WHAT IS NEEDED:
Look over the material below and count the lines that include "info". Give only the total.

DATA:
BEGIN

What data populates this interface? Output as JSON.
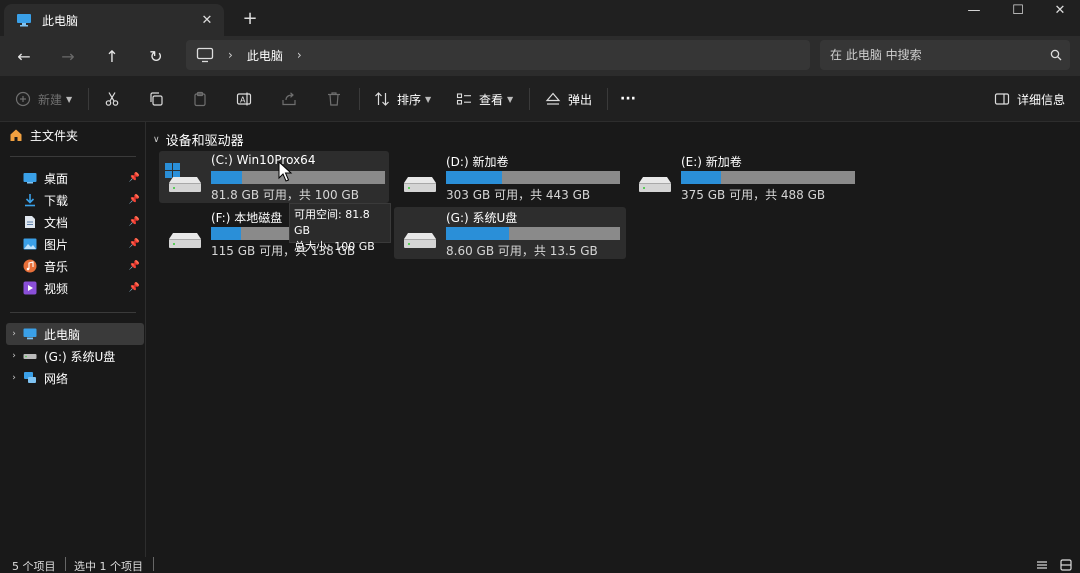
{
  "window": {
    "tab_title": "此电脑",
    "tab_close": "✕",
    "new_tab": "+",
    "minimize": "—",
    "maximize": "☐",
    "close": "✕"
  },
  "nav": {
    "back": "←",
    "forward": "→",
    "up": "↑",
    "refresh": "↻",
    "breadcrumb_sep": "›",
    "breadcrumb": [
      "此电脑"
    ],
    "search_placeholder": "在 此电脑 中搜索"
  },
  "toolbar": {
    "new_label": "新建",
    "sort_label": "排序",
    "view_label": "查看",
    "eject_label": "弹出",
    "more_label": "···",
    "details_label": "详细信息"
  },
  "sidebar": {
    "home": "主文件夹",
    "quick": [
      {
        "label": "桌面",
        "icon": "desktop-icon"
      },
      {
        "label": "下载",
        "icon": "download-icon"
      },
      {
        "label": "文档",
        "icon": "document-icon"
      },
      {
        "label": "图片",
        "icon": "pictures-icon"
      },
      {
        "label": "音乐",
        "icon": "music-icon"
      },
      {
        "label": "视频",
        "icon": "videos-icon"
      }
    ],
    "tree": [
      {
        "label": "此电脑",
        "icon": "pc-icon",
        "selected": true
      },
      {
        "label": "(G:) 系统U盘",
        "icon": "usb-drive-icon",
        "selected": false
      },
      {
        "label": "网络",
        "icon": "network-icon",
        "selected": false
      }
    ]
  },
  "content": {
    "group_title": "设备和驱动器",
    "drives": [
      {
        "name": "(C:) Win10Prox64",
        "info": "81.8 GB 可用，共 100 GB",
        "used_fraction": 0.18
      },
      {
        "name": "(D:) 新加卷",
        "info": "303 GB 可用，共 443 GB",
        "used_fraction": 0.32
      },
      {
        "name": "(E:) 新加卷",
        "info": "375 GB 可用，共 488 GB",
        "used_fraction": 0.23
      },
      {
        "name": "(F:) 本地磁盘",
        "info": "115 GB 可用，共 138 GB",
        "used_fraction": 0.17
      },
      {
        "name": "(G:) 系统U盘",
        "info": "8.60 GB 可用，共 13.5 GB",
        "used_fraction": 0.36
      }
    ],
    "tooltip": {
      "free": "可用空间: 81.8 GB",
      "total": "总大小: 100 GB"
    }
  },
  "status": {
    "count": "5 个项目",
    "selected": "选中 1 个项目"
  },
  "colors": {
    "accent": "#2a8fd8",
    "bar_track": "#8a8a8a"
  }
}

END
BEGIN

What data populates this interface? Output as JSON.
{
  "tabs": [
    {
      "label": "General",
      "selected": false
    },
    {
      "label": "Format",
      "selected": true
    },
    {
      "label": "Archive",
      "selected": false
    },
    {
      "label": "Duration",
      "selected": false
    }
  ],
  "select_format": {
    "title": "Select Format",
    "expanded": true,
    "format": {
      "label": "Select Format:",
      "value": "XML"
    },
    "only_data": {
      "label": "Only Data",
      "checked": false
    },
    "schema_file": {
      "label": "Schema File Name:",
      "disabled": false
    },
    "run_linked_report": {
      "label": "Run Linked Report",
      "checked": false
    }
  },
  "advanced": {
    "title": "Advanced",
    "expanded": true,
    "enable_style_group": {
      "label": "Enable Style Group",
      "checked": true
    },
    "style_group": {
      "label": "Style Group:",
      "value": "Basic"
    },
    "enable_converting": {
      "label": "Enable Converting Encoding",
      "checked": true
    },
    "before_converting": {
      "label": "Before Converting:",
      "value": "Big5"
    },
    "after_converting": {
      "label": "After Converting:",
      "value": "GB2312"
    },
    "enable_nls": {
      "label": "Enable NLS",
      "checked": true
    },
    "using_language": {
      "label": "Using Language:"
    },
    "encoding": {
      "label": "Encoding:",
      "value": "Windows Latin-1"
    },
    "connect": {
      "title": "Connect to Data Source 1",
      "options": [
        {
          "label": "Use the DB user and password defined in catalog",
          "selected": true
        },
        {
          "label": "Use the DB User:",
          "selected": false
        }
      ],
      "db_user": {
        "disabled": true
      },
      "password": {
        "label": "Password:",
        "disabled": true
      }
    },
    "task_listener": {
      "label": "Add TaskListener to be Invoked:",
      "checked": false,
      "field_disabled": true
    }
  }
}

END

OUTPUT FOR THIS TASK:
5